When Miranda suffered a spinal cord injury at a very young age, she and her family began learning about treatment options for people with injuries like hers. This led to Miranda getting interested in central nervous system research being done with stem cells. What Miranda learned—along with the positive interactions she had with the health care workers who helped her—sparked her interest in the field of science.
“Science is everywhere around us, and we can come to appreciate that when we have people that dedicate their careers and their lives and their time to finding answers, [it makes] things better for the rest of the world and the people in it.”
Questions to consider
- Miranda’s respect for her physical therapists inspired her to pursue a career in science. What interactions have you had with people in science careers? What did they do and how have they influenced you?
- Miranda’s injury prompted her to learn more about stem cells. What do you already know about stem cells? What do you want to know about how they work or what they can do?
Students Ask Scientists
Ever wonder what scientists do every day, or what kind of equipment they use in their lab? Join middle schoolers from Milwaukee, Wisconsin and researchers from the Stem Cell Bioprocessing and Regenerative Biomaterials Lab to learn more about what research really looks like!
Questions to consider
- Using different mold shapes can encourage stem cells to grow into entirely different types of tissues.
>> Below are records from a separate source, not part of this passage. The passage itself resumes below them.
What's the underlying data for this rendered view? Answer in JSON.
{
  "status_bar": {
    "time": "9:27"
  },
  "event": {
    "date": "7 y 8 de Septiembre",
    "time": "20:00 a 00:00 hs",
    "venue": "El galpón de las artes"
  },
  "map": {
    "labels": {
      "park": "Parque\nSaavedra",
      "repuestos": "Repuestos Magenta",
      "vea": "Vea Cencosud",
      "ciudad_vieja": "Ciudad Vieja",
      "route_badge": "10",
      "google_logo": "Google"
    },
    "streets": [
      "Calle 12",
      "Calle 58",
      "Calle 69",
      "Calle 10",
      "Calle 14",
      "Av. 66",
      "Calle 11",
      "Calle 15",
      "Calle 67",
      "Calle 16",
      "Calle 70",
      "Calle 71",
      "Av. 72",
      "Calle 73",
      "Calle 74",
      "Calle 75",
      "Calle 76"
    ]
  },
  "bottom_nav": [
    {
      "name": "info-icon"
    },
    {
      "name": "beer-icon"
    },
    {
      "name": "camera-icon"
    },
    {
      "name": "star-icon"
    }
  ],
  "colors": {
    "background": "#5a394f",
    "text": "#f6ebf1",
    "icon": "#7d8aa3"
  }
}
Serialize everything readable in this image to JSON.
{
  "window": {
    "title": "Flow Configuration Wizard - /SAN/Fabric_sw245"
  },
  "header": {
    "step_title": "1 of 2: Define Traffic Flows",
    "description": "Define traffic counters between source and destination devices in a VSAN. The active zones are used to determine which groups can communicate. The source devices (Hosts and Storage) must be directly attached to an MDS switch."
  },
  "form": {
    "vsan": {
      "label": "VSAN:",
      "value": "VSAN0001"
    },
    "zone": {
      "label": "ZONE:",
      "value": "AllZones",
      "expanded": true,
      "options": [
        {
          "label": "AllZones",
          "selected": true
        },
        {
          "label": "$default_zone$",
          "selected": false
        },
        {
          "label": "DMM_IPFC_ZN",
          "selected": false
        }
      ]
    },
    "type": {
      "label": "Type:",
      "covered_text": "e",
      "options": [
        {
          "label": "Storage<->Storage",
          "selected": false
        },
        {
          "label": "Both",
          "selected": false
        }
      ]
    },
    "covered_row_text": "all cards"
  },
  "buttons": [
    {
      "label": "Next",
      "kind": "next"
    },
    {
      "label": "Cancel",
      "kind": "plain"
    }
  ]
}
Can you think of common items that are made of the same material, but have different functions due to the different molds they were made in?
- When you break down the word bioengineering into its parts, what does that tell you about what the lab does?
“Making really small contributions really leads up to—in the long run—people being able to make great discoveries and great medical advances that are going to help human lives.”
There are 4 cards to read.
I am in charge of the scientific, academic, and commercial output of the lab. This means that I hire lab personnel, provide training for students, and help produce all scientific papers, presentations, patents, and grant proposals.
I come up with ways to engineer the size and shape of 3D tissues derived from human stem cells, so that they will be similar to the brain. 🧠
I develop ways to direct human stem cells into every type of neuron in the brain and spinal cord… from the neurons that help you move to those that help you feel. 🖐️
I work with stem cells to create models of the developing brain and spinal cord. 🧠
Nervous System Engineers: Superpowered By Stem Cells
Wondering how to spark additional learning using these media resources? Check out this guide developed by science educators, for science educators.
Inside this guide:
- Additional information about the lab
- Additional classroom activities to extend the learning
- Aligned academic standards (NGSS and WSS)
Norman Yuson Cuaño
Science Education Lead
Educator Engagement Guide and Activities
Thanks to our participating scientists
Randy Ashton, PhD
Carlos Marti-Figueroa, PhD
Nisha Iyer, PhD
Morgridge Institute for Research
Wisconsin Alumni Research Foundation
Wisconsin Institute for Discovery
Ashton Group—Stem Cell Bioprocessing and Regenerative Biomaterials Laboratory
Director of Education
Director of Television
Educator Advisory Group
Lodi Middle School
Butler Middle School
Wedgewood Middle School
Funding Provided By
Timothy William Trout Education Fund
a gift of Monroe and Sandra Trout
Focus Fund for Education
Friends of PBS Wisconsin